◆ **Stored data**:
-*-*-

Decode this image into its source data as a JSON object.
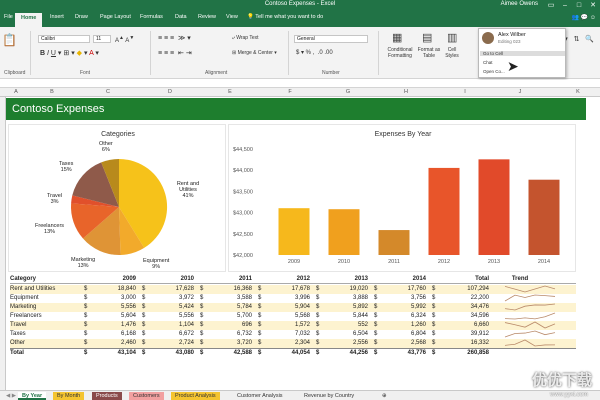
{
  "window": {
    "title": "Contoso Expenses - Excel",
    "user": "Aimee Owens"
  },
  "ribbon": {
    "tabs": [
      "File",
      "Home",
      "Insert",
      "Draw",
      "Page Layout",
      "Formulas",
      "Data",
      "Review",
      "View"
    ],
    "active_tab": "Home",
    "tell_me": "Tell me what you want to do",
    "font_name": "Calibri",
    "font_size": "11",
    "number_format": "General",
    "wrap_text": "Wrap Text",
    "merge_center": "Merge & Center",
    "conditional_formatting": "Conditional Formatting",
    "format_as_table": "Format as Table",
    "cell_styles": "Cell Styles",
    "groups": [
      "Clipboard",
      "Font",
      "Alignment",
      "Number"
    ]
  },
  "share_popup": {
    "name": "Alex Wilber",
    "status": "Editing 023",
    "items": [
      "Go to Cell",
      "Chat",
      "Open Co..."
    ]
  },
  "columns": [
    "A",
    "B",
    "C",
    "D",
    "E",
    "F",
    "G",
    "H",
    "I",
    "J",
    "K"
  ],
  "banner_title": "Contoso Expenses",
  "pie_chart": {
    "title": "Categories",
    "labels": [
      {
        "name": "Other",
        "pct": "6%"
      },
      {
        "name": "Taxes",
        "pct": "15%"
      },
      {
        "name": "Travel",
        "pct": "3%"
      },
      {
        "name": "Freelancers",
        "pct": "13%"
      },
      {
        "name": "Marketing",
        "pct": "13%"
      },
      {
        "name": "Equipment",
        "pct": "9%"
      },
      {
        "name": "Rent and Utilities",
        "pct": "41%"
      }
    ]
  },
  "chart_data": {
    "type": "bar",
    "title": "Expenses By Year",
    "categories": [
      "2009",
      "2010",
      "2011",
      "2012",
      "2013",
      "2014"
    ],
    "values": [
      43104,
      43080,
      42588,
      44054,
      44256,
      43776
    ],
    "ylim": [
      42000,
      44500
    ],
    "yticks": [
      "$44,500",
      "$44,000",
      "$43,500",
      "$43,000",
      "$42,500",
      "$42,000"
    ],
    "colors": [
      "#f6b81c",
      "#f0a01e",
      "#d4892a",
      "#e8552a",
      "#e14a2a",
      "#c4542e"
    ]
  },
  "table": {
    "headers": [
      "Category",
      "2009",
      "2010",
      "2011",
      "2012",
      "2013",
      "2014",
      "Total",
      "Trend"
    ],
    "rows": [
      [
        "Rent and Utilities",
        "18,840",
        "17,628",
        "16,368",
        "17,678",
        "19,020",
        "17,760",
        "107,294"
      ],
      [
        "Equipment",
        "3,000",
        "3,972",
        "3,588",
        "3,996",
        "3,888",
        "3,756",
        "22,200"
      ],
      [
        "Marketing",
        "5,556",
        "5,424",
        "5,784",
        "5,904",
        "5,892",
        "5,992",
        "34,476"
      ],
      [
        "Freelancers",
        "5,604",
        "5,556",
        "5,700",
        "5,568",
        "5,844",
        "6,324",
        "34,596"
      ],
      [
        "Travel",
        "1,476",
        "1,104",
        "696",
        "1,572",
        "552",
        "1,260",
        "6,660"
      ],
      [
        "Taxes",
        "6,168",
        "6,672",
        "6,732",
        "7,032",
        "6,504",
        "6,804",
        "39,912"
      ],
      [
        "Other",
        "2,460",
        "2,724",
        "3,720",
        "2,304",
        "2,556",
        "2,568",
        "16,332"
      ]
    ],
    "total_row": [
      "Total",
      "43,104",
      "43,080",
      "42,588",
      "44,054",
      "44,256",
      "43,776",
      "260,858"
    ]
  },
  "sheet_tabs": [
    "By Year",
    "By Month",
    "Products",
    "Customers",
    "Product Analysis",
    "Customer Analysis",
    "Revenue by Country"
  ],
  "watermark": "优优下载",
  "watermark_url": "www.yyxt.com"
}
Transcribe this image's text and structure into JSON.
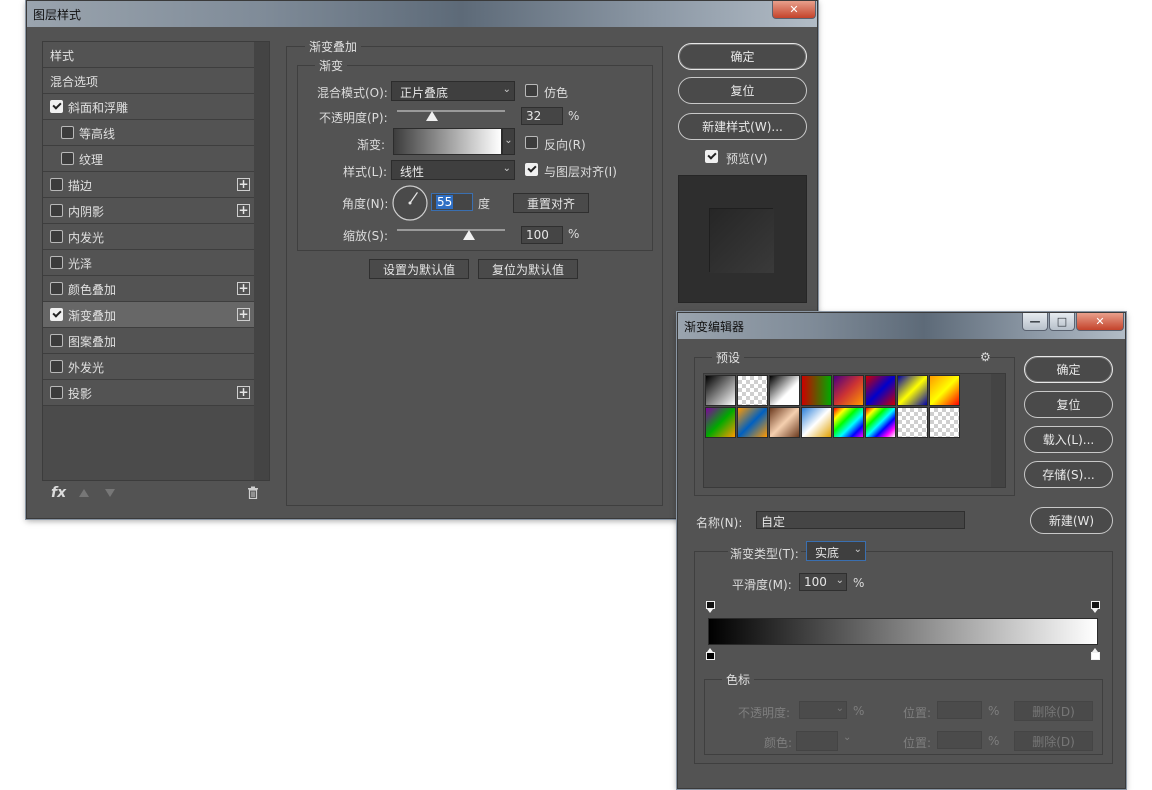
{
  "layer_style": {
    "title": "图层样式",
    "close_glyph": "✕",
    "styles": [
      {
        "label": "样式",
        "checkbox": false,
        "checked": false,
        "indent": false,
        "plus": false,
        "active": false
      },
      {
        "label": "混合选项",
        "checkbox": false,
        "checked": false,
        "indent": false,
        "plus": false,
        "active": false
      },
      {
        "label": "斜面和浮雕",
        "checkbox": true,
        "checked": true,
        "indent": false,
        "plus": false,
        "active": false
      },
      {
        "label": "等高线",
        "checkbox": true,
        "checked": false,
        "indent": true,
        "plus": false,
        "active": false
      },
      {
        "label": "纹理",
        "checkbox": true,
        "checked": false,
        "indent": true,
        "plus": false,
        "active": false
      },
      {
        "label": "描边",
        "checkbox": true,
        "checked": false,
        "indent": false,
        "plus": true,
        "active": false
      },
      {
        "label": "内阴影",
        "checkbox": true,
        "checked": false,
        "indent": false,
        "plus": true,
        "active": false
      },
      {
        "label": "内发光",
        "checkbox": true,
        "checked": false,
        "indent": false,
        "plus": false,
        "active": false
      },
      {
        "label": "光泽",
        "checkbox": true,
        "checked": false,
        "indent": false,
        "plus": false,
        "active": false
      },
      {
        "label": "颜色叠加",
        "checkbox": true,
        "checked": false,
        "indent": false,
        "plus": true,
        "active": false
      },
      {
        "label": "渐变叠加",
        "checkbox": true,
        "checked": true,
        "indent": false,
        "plus": true,
        "active": true
      },
      {
        "label": "图案叠加",
        "checkbox": true,
        "checked": false,
        "indent": false,
        "plus": false,
        "active": false
      },
      {
        "label": "外发光",
        "checkbox": true,
        "checked": false,
        "indent": false,
        "plus": false,
        "active": false
      },
      {
        "label": "投影",
        "checkbox": true,
        "checked": false,
        "indent": false,
        "plus": true,
        "active": false
      }
    ],
    "fx_label": "fx",
    "plus_glyph": "+",
    "panel": {
      "group_title": "渐变叠加",
      "sub_title": "渐变",
      "blend_mode_label": "混合模式(O):",
      "blend_mode_value": "正片叠底",
      "dither_label": "仿色",
      "opacity_label": "不透明度(P):",
      "opacity_value": "32",
      "opacity_level": 32,
      "percent": "%",
      "gradient_label": "渐变:",
      "reverse_label": "反向(R)",
      "style_label": "样式(L):",
      "style_value": "线性",
      "align_label": "与图层对齐(I)",
      "angle_label": "角度(N):",
      "angle_value": "55",
      "degree_label": "度",
      "reset_align_label": "重置对齐",
      "scale_label": "缩放(S):",
      "scale_value": "100",
      "scale_level": 100,
      "set_default_label": "设置为默认值",
      "reset_default_label": "复位为默认值"
    },
    "buttons": {
      "ok": "确定",
      "reset": "复位",
      "new_style": "新建样式(W)...",
      "preview": "预览(V)"
    }
  },
  "gradient_editor": {
    "title": "渐变编辑器",
    "presets_label": "预设",
    "gear_glyph": "⚙",
    "name_label": "名称(N):",
    "name_value": "自定",
    "new_button": "新建(W)",
    "buttons": {
      "ok": "确定",
      "reset": "复位",
      "load": "载入(L)...",
      "save": "存储(S)..."
    },
    "type_label": "渐变类型(T):",
    "type_value": "实底",
    "smooth_label": "平滑度(M):",
    "smooth_value": "100",
    "percent": "%",
    "stops_group": "色标",
    "opacity_label": "不透明度:",
    "location_label": "位置:",
    "delete_label": "删除(D)",
    "color_label": "颜色:",
    "arrow_glyph": "⌄",
    "window_glyphs": {
      "minimize": "—",
      "maximize": "□",
      "close": "✕"
    }
  }
}
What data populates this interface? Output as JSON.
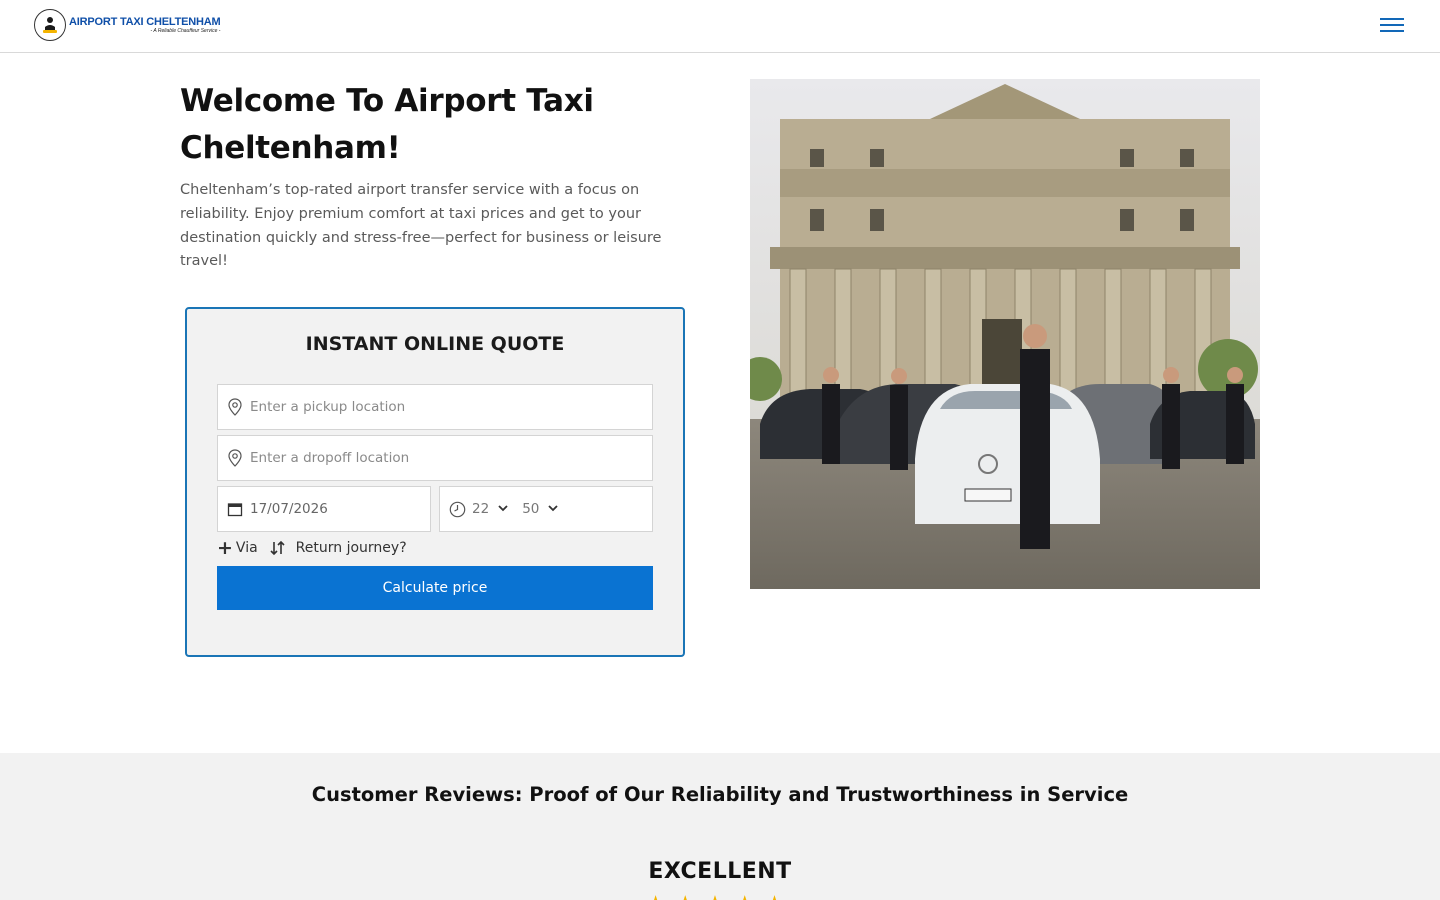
{
  "header": {
    "logo_title": "AIRPORT TAXI CHELTENHAM",
    "logo_tagline": "- A Reliable Chauffeur Service -",
    "menu_icon": "hamburger-menu-icon",
    "accent_color": "#1268b8"
  },
  "hero": {
    "title": "Welcome To Airport Taxi Cheltenham!",
    "description": "Cheltenham’s top-rated airport transfer service with a focus on reliability. Enjoy premium comfort at taxi prices and get to your destination quickly and stress-free—perfect for business or leisure travel!"
  },
  "quote_form": {
    "title": "INSTANT ONLINE QUOTE",
    "pickup_placeholder": "Enter a pickup location",
    "dropoff_placeholder": "Enter a dropoff location",
    "date_value": "17/07/2026",
    "hour_value": "22",
    "minute_value": "50",
    "via_label": "Via",
    "return_label": "Return journey?",
    "submit_label": "Calculate price",
    "border_color": "#1a75b6",
    "button_color": "#0a73d2"
  },
  "reviews": {
    "heading": "Customer Reviews: Proof of Our Reliability and Trustworthiness in Service",
    "rating_word": "EXCELLENT",
    "stars": "★★★★★",
    "star_color": "#f4b400"
  }
}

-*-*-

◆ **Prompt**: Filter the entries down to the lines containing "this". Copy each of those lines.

◆ **Solved exercise**:
Decode this image into its source data as a JSON object.
Transcribe this image's text and structure into JSON.
What data populates this interface? Output as JSON.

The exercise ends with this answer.